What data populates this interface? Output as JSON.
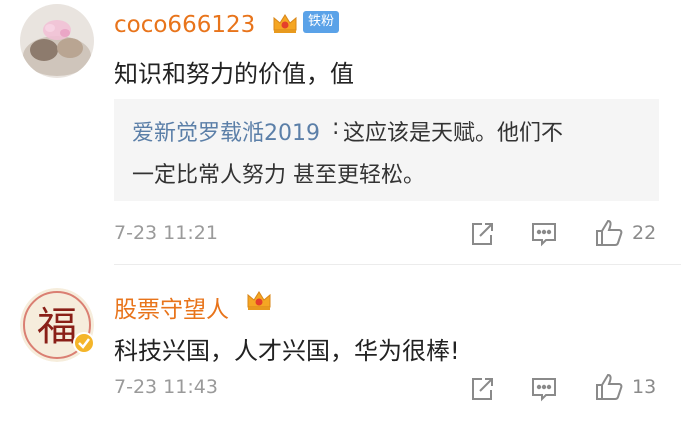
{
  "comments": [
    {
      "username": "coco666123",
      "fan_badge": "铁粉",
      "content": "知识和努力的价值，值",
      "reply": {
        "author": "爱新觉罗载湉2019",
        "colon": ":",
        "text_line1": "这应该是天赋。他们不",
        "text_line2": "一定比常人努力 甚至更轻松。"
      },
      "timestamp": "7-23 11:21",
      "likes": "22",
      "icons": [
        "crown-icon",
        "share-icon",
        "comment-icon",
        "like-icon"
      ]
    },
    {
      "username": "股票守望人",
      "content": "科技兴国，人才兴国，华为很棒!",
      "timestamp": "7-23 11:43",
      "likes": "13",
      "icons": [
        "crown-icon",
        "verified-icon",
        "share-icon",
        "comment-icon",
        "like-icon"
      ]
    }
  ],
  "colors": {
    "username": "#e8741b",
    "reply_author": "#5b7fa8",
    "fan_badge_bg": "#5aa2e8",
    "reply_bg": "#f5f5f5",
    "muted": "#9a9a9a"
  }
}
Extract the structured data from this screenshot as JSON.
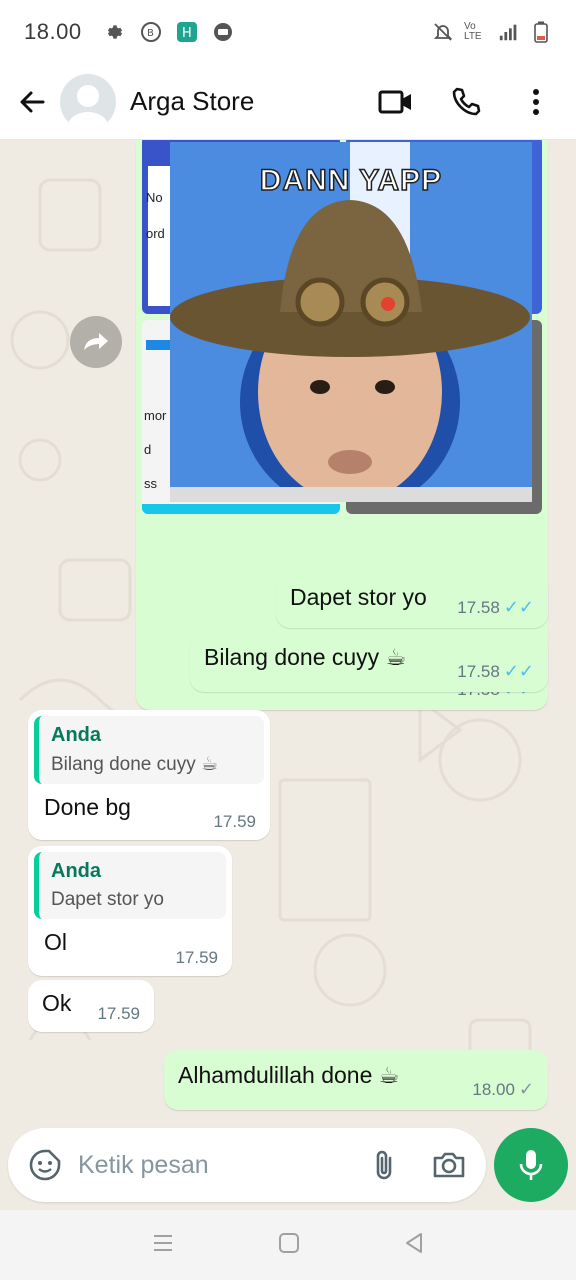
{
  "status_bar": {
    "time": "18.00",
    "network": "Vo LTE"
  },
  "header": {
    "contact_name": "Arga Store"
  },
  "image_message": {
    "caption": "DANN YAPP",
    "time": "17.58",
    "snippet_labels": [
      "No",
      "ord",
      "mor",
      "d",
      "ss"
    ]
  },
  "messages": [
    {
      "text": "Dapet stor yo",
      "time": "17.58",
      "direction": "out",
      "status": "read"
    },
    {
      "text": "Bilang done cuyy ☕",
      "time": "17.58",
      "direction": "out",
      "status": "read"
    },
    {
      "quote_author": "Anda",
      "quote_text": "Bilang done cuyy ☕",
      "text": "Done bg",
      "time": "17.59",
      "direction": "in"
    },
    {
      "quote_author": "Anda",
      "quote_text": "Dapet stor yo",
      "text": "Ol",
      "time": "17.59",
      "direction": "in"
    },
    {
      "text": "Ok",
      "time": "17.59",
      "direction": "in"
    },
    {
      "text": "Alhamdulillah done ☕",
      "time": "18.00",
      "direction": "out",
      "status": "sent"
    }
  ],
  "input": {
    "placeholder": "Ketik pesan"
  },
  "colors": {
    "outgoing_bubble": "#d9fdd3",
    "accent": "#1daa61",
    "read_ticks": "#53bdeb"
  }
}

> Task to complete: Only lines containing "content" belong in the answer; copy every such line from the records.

> Reply:
      "content": "知识和努力的价值，值",
      "content": "科技兴国，人才兴国，华为很棒!",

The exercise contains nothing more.